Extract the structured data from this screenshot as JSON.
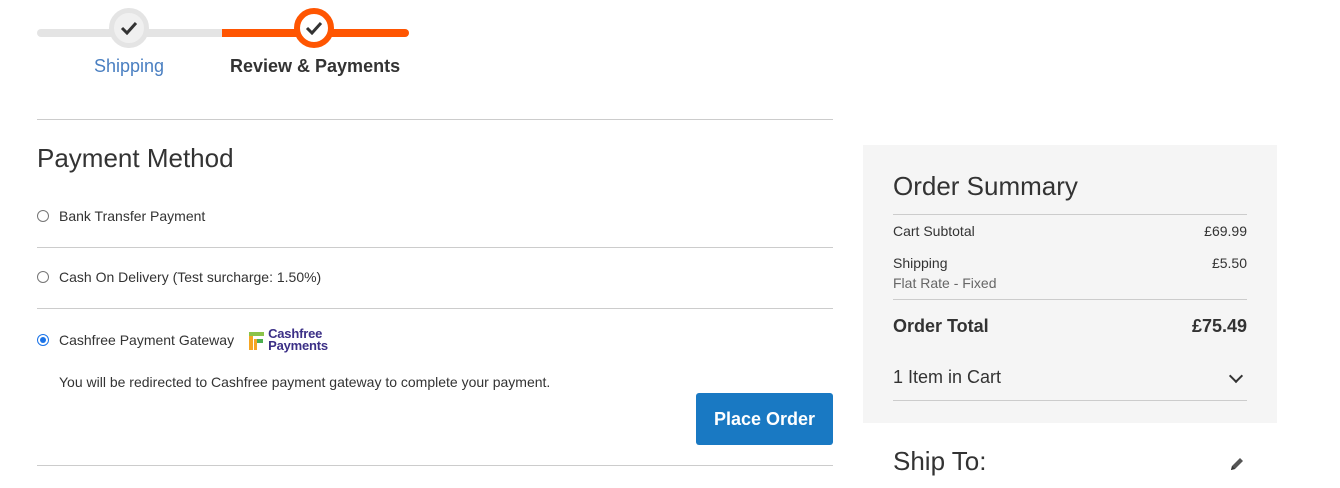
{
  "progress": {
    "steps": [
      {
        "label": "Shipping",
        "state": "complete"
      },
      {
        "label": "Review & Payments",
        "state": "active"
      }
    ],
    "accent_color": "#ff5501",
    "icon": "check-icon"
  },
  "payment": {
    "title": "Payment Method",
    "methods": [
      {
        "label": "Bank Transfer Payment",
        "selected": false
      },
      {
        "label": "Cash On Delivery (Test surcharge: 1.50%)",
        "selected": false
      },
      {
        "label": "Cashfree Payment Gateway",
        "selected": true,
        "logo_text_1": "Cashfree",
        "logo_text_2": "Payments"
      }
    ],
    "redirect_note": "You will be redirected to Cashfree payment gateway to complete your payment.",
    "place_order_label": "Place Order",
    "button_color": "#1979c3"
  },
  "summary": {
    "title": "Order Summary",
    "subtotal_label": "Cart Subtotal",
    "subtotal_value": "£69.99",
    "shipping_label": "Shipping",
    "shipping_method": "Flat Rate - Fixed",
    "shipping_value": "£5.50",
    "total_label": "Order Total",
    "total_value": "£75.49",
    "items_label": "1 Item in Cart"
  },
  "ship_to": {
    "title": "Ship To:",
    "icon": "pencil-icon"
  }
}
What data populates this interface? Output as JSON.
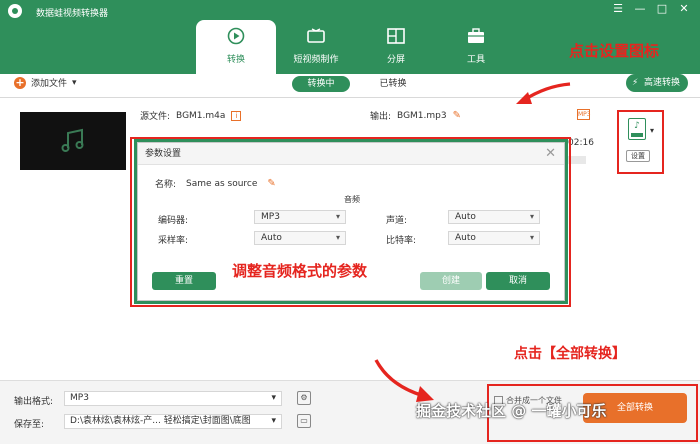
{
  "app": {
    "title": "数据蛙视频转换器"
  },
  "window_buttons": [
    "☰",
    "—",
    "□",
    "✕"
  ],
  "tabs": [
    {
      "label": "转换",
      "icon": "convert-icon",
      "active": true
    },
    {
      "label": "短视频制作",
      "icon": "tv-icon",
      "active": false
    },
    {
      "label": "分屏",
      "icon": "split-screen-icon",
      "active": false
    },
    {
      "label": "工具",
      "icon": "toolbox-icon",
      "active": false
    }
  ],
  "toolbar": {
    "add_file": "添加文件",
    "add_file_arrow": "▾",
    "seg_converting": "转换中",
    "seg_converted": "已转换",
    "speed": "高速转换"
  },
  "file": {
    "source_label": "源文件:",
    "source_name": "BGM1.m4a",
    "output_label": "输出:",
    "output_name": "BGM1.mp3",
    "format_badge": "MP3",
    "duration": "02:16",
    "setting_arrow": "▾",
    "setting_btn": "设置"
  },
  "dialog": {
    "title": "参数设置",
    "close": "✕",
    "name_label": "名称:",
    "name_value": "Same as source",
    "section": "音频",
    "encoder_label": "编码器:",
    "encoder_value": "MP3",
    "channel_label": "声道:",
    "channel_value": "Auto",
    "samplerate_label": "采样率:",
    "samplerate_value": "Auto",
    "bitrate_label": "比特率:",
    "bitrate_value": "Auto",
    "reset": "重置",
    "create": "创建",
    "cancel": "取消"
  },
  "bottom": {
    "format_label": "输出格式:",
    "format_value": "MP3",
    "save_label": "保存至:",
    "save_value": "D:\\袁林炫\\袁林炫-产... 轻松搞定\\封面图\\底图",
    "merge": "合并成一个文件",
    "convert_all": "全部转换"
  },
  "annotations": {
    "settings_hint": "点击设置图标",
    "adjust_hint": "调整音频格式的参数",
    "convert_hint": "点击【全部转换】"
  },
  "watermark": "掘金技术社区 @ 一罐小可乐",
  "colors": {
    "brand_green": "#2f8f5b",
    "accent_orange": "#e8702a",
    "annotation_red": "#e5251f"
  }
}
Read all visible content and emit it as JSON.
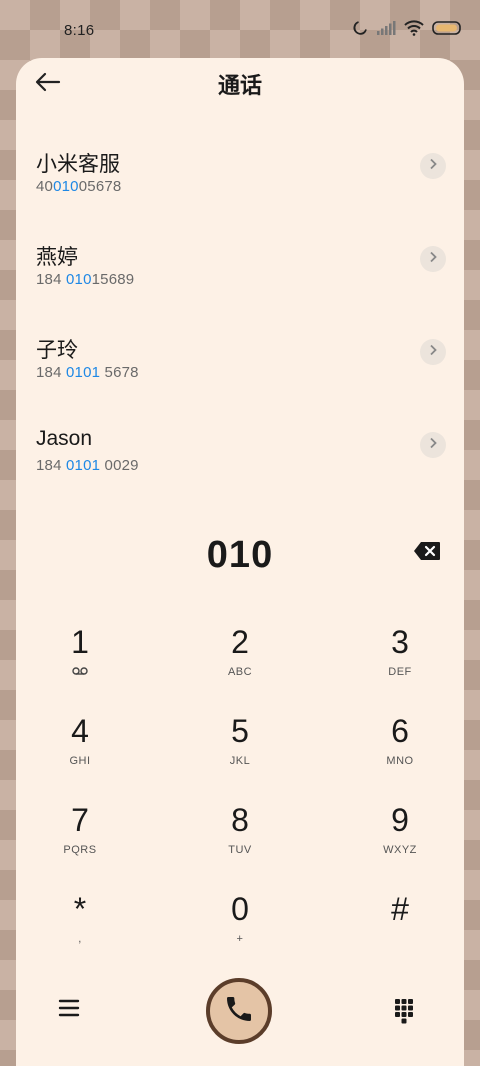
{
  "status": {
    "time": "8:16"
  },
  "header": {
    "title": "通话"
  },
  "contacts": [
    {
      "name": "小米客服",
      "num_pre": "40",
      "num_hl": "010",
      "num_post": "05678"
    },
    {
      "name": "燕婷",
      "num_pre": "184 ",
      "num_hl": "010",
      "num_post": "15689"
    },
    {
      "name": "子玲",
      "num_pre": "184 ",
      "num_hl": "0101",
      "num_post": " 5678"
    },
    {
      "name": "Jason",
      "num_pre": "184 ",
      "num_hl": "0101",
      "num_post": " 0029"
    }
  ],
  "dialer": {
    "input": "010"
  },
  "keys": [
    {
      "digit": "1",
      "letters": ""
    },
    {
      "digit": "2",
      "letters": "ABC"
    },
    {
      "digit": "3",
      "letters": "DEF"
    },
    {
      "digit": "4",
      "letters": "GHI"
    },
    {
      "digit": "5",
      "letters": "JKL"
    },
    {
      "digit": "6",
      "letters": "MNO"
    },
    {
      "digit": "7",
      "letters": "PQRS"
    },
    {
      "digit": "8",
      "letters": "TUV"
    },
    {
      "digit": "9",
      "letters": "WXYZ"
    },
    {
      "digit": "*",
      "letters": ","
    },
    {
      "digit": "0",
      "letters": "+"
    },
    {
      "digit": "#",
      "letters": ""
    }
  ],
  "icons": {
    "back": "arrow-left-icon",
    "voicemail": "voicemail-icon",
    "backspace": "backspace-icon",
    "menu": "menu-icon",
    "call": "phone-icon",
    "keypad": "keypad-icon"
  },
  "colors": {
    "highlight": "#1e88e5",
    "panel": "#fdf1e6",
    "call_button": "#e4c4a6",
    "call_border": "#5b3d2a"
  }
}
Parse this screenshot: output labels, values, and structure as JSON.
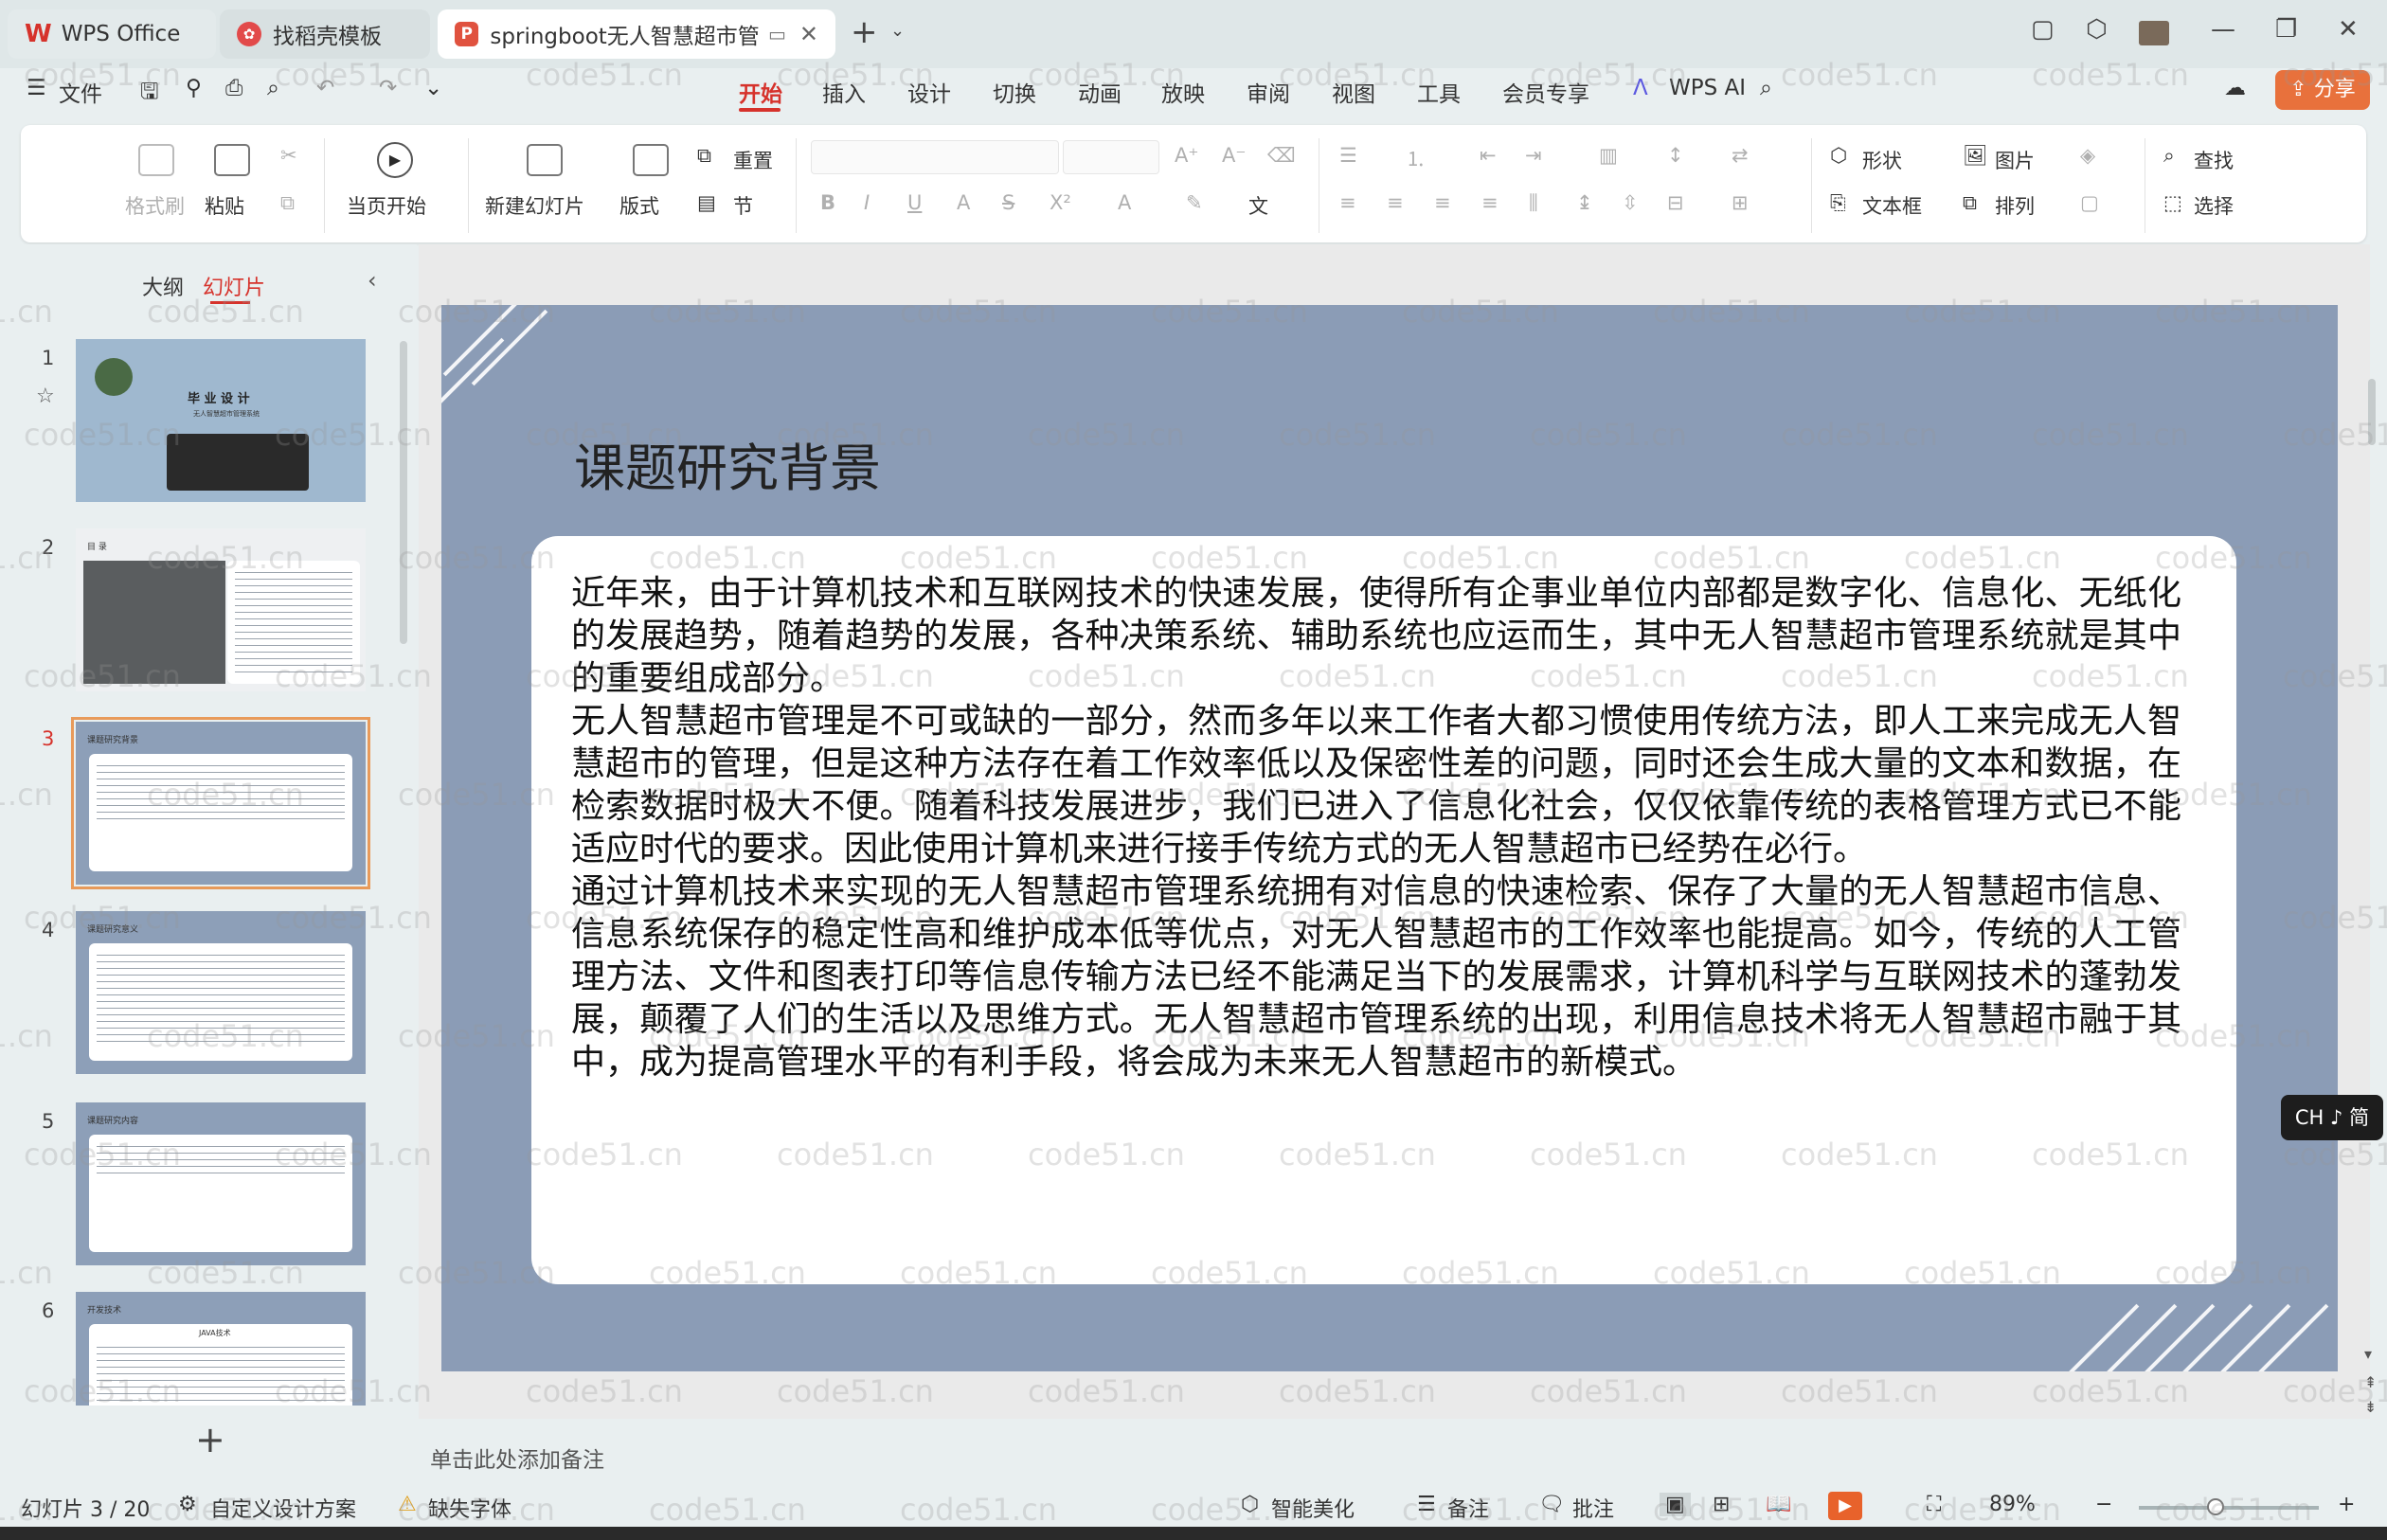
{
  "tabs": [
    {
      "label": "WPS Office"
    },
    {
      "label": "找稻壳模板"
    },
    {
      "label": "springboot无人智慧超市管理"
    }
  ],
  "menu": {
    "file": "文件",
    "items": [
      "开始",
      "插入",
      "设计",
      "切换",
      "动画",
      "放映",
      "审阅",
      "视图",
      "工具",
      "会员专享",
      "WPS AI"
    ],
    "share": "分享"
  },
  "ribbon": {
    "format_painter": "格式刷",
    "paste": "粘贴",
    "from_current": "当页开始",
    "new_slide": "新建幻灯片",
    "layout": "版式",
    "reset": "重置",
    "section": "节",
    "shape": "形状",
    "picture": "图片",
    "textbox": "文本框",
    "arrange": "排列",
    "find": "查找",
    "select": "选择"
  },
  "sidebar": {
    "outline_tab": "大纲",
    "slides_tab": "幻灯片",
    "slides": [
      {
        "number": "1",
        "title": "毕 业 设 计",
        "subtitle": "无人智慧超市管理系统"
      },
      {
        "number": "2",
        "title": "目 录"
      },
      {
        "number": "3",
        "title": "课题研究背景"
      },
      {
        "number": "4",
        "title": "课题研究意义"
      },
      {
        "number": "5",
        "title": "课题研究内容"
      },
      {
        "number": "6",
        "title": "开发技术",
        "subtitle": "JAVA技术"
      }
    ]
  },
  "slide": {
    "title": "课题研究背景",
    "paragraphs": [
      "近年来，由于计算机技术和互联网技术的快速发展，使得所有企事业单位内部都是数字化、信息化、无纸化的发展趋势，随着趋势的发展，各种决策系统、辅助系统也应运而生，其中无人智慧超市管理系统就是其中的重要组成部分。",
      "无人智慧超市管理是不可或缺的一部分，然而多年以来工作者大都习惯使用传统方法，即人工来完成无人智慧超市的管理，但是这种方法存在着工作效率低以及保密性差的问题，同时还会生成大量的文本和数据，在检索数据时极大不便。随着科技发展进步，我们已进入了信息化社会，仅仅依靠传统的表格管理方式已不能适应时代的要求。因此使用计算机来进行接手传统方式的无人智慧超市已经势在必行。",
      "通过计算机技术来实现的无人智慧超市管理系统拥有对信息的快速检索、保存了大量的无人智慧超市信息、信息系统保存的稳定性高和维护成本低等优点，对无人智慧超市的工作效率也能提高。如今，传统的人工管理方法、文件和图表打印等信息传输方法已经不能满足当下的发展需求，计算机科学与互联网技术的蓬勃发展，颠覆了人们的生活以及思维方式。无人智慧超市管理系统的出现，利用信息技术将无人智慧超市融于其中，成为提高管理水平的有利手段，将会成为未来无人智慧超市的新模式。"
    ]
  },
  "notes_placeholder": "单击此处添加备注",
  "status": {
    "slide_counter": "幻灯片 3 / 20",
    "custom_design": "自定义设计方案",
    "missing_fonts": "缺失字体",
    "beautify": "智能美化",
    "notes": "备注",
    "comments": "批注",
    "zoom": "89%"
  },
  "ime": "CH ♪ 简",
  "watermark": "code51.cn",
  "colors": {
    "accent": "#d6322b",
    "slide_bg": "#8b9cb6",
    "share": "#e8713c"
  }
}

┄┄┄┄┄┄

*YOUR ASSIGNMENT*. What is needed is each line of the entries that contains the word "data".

*RESULT FOR THIS EXERCISE*.
Extract the structured data from this screenshot as JSON.
What data populates this interface? Output as JSON.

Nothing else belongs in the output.